At last, UB40, Britain's sole survivor from its 1980s ska revival, has gone back to its more creative roots by writing original material instead of cheesily 'skanking up' old pop tunes.
The big exception to this, on an otherwise finely produced album, is Swing Low - yes, somehow the Birmingham black-and-white eight-piece was commissioned to do their take on England's anthem, in time for this year's Rugby World Cup in Australia, as a collaboration with musical collective United Colours Of Sound. Labelling it a 'bonus track' is somewhat questionable, but at least it's placed at the end where it can be avoided.
Drop On By and Everything Is Better Now are typically smooth reggae numbers that characterised this band's first two albums, and a couple of tracks veer into tasty UB40 dub terrain.
Social comment, always a feature in their early years, resurfaces on a few tracks here - nowhere more so than in Hand That Rocks The Cradle, which cheerily kicks off with, 'Holidays are comin'/ The kids are getting fat/ Put another penny in the corporation hat.'
The popularity of dancehall, which has dominated contemporary reggae for the past decade is acknowledged here, albeit in more laid-back fashion than the often machine-gun pace of the genre in Freestyler.
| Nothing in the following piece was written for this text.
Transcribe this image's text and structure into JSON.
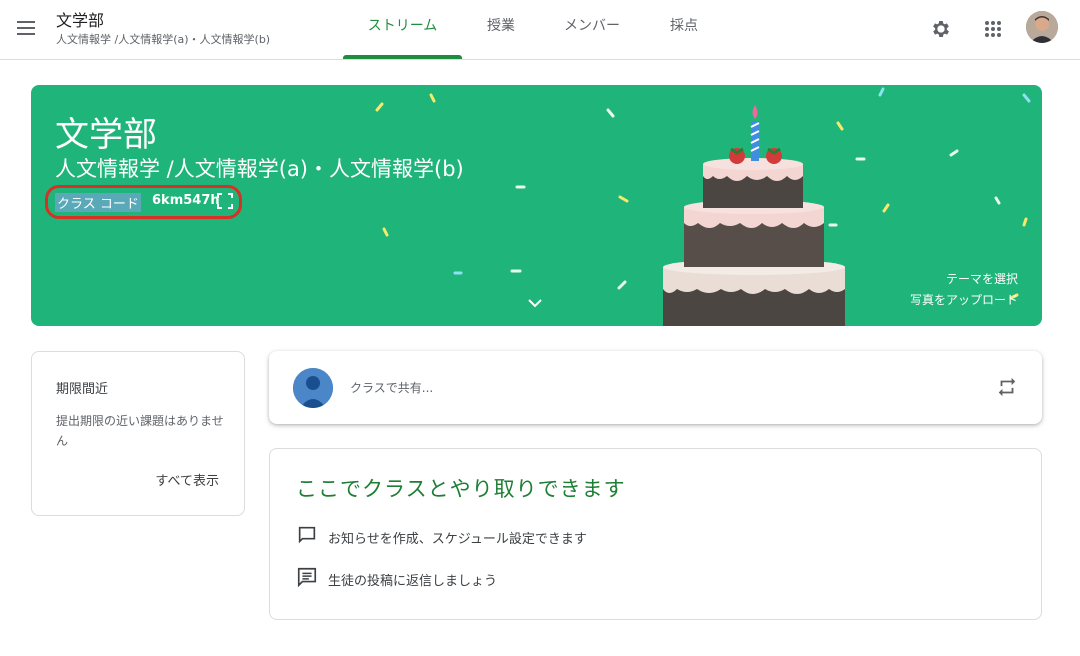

Otherwise, though the sound is credibly their own, there is not much innovation after all those fallow years, but the band proves it can still pen and play solidly.